[Dataset rows describing interfaces]

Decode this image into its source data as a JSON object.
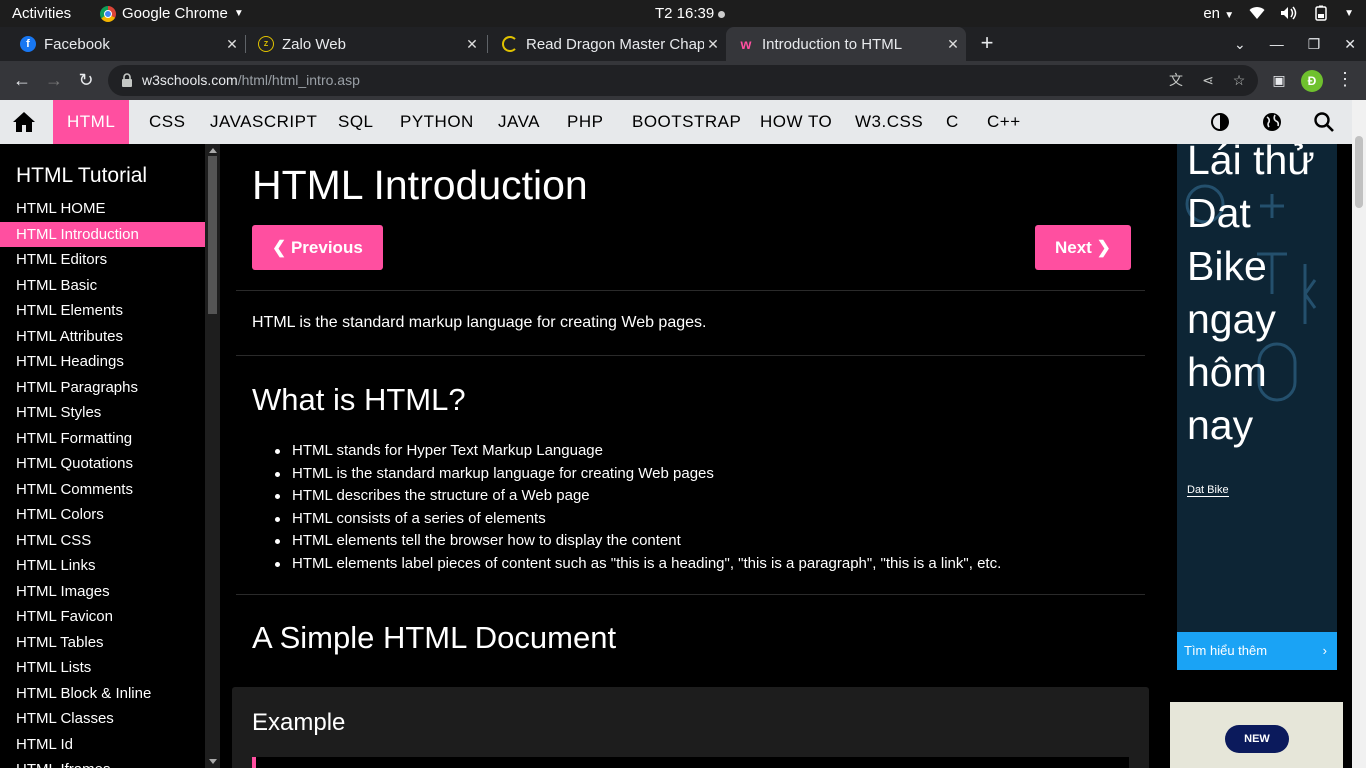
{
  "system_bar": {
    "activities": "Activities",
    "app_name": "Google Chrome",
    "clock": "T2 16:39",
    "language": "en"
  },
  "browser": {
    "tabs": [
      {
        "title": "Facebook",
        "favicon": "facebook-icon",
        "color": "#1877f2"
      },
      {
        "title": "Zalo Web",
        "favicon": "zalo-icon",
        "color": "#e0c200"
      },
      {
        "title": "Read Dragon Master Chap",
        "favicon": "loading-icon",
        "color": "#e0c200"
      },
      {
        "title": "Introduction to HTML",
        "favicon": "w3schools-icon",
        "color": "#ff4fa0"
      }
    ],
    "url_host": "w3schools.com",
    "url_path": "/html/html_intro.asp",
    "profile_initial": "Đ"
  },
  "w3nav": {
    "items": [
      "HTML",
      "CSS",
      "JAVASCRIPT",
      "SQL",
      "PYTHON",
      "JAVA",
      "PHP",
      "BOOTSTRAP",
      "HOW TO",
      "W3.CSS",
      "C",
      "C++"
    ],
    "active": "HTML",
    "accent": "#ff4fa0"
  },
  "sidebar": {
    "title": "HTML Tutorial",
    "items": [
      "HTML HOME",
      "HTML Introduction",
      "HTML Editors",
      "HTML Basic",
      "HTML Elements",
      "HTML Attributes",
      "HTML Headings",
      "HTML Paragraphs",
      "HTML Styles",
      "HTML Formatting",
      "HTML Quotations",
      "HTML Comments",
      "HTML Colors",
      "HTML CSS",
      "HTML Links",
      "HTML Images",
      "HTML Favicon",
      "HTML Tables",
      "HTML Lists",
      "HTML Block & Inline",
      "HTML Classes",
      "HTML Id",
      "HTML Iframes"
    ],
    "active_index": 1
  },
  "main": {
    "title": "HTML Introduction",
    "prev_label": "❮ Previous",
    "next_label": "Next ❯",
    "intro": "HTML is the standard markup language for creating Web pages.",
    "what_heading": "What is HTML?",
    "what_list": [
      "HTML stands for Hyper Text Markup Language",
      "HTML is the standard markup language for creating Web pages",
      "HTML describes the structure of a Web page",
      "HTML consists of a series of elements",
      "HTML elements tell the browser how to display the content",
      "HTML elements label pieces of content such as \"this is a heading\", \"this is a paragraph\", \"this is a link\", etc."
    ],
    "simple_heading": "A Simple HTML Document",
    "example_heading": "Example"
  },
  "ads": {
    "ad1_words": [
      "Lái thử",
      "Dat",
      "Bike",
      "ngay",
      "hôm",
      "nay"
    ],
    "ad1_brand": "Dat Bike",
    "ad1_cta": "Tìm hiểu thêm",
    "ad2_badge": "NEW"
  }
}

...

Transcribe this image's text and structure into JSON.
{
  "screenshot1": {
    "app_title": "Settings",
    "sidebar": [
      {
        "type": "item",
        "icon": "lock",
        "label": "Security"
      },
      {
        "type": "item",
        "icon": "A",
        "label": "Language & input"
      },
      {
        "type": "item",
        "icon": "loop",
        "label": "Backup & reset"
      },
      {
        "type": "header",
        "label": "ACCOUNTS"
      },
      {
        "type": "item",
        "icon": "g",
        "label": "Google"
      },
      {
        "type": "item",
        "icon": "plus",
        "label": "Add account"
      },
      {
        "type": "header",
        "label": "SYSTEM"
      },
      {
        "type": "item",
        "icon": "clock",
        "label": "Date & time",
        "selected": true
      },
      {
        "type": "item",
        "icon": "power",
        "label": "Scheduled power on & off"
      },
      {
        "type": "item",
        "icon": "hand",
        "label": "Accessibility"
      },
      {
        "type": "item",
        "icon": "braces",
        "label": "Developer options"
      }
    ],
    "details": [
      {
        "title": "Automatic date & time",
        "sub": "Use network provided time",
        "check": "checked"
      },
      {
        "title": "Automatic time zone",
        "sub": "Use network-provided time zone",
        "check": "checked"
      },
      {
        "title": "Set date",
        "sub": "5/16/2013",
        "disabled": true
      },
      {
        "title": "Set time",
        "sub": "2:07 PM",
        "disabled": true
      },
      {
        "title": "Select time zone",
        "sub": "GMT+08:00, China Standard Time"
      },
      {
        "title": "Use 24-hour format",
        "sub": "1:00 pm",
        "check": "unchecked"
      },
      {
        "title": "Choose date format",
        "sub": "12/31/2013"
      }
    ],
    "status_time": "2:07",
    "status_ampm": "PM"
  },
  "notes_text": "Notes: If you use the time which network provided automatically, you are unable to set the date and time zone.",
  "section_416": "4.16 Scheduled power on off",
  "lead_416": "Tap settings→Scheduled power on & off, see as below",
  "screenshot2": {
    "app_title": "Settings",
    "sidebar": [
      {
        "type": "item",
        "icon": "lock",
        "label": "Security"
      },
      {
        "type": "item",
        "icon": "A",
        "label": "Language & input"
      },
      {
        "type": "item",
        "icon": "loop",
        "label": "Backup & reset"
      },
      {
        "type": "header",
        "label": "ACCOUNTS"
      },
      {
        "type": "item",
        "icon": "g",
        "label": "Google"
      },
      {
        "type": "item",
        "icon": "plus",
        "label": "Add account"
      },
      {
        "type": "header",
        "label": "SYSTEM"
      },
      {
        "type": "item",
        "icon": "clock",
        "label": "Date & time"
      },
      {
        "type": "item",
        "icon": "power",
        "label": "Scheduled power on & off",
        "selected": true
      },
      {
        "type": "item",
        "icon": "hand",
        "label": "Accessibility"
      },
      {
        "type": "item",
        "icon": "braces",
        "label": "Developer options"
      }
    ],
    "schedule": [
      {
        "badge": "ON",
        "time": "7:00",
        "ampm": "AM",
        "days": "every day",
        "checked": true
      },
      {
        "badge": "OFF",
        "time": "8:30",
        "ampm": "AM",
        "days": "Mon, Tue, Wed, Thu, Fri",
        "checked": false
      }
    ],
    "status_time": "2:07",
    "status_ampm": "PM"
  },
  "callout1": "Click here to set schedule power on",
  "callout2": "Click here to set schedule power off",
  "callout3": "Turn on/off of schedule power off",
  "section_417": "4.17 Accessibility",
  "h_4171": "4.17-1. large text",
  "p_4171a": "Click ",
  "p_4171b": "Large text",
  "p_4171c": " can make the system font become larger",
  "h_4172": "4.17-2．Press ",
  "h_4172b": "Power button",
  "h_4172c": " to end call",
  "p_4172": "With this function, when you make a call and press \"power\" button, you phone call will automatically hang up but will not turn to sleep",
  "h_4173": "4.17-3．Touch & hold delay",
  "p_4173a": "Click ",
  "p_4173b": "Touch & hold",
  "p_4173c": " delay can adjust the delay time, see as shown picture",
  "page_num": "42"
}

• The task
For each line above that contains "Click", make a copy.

• Completed exercise
  "callout1": "Click here to set schedule power on",
  "callout2": "Click here to set schedule power off",
  "p_4171a": "Click ",
  "p_4173a": "Click ",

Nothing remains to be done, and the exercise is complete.